Tampa Bay Times

Who is in charge during a hurricane? Hillsborough County and Tampa still can't agree

TAMPA — Who has the authority to order an evacuation during a hurricane? In Hillsborough County, that depends on whom you ask. County Administrator Mike Merrill says he alone can call for an evacuation, and that Tampa Mayor Bob Buckhorn was out of line when he announced that some city residents needed to leave their homes two days before Hurricane Irma's approach. Buckhorn disagrees.
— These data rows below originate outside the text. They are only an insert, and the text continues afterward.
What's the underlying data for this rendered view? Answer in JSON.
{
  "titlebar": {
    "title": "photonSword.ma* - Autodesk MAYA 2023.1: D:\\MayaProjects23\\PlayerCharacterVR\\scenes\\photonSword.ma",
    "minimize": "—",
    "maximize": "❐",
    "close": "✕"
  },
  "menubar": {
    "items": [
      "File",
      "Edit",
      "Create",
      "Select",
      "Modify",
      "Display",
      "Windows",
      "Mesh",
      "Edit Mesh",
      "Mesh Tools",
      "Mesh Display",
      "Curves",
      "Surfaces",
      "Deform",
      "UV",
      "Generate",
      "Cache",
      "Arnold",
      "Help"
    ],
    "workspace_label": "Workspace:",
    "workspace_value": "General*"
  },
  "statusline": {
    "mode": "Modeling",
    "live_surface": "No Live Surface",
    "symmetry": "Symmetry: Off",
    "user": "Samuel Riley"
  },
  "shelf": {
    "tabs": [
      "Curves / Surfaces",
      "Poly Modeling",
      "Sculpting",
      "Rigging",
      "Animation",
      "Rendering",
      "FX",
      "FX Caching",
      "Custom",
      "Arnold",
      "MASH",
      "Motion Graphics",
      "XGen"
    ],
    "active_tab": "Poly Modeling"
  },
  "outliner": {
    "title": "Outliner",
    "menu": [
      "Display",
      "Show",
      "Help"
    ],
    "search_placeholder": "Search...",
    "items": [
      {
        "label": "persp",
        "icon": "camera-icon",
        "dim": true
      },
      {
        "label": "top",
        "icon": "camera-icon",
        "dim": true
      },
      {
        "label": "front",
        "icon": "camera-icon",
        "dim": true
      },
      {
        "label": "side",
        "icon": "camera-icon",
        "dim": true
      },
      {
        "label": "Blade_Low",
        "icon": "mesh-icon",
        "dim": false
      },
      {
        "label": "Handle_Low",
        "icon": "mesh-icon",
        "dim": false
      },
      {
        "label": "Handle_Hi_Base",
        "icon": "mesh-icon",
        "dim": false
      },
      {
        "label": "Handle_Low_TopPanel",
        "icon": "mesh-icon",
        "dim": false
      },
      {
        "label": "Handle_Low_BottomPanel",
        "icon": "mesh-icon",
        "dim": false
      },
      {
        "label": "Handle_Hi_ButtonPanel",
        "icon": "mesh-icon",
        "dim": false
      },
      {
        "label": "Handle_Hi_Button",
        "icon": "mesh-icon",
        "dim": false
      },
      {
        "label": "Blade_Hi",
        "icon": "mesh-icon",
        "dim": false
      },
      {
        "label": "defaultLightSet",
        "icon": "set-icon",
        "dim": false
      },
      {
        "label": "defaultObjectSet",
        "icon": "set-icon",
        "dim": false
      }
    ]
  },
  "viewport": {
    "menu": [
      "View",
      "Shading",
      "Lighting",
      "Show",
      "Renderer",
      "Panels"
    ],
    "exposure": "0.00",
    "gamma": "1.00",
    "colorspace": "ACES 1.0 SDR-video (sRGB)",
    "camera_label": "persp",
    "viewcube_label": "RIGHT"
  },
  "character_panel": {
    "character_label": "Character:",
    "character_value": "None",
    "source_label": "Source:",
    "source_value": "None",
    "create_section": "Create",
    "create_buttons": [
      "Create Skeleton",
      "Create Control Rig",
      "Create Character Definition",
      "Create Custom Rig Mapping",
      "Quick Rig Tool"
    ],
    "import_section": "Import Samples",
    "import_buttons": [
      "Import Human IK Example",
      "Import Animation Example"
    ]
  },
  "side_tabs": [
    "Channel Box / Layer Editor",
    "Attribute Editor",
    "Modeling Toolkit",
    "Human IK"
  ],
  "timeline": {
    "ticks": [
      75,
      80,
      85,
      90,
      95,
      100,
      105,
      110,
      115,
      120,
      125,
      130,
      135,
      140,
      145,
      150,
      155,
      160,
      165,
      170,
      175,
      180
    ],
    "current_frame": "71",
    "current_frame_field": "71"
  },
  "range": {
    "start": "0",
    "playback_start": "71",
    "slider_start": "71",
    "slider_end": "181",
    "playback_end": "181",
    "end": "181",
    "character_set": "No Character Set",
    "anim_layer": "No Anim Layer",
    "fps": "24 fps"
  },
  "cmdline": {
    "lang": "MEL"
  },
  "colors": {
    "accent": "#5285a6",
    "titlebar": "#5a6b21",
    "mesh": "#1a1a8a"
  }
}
The rift emerged at perhaps the worst possible moment: during the critical final days before Irma's date with Tampa Bay.




Associated Press

Insider Q&A: National Flood Insurance Program Director

NEW YORK (AP) — Flood insurance is on people's minds again after hurricanes Harvey in Texas and Irma in Florida. Roy Wright, the director of the National Flood Insurance Program, has been pushing to make changes to the system, which is overseen by the Federal Emergency Management Agency. The flood insurance program was criticized after Hurricanes Sandy and Katrina as not being as responsive as it should be to disasters and floods as they happen, though Congress is likely to reauthorize the insurance program before it expires Sept. 30.




Tampa Bay Times

Whatever happened to the Zika epidemic?

Remember Zika? The last time Gov. Rick Scott warned Floridians about the potential threat of the mosquito-borne virus was in July, when he urged residents to still be vigilant against bug bites and standing water. At the time, doctors and researchers were bracing for what was supposed to be another active summer season for the virus. Some expected it to be even worse than last year, when 1,100 travel-related cases were reported statewide and Zika spread into pockets of South Florida.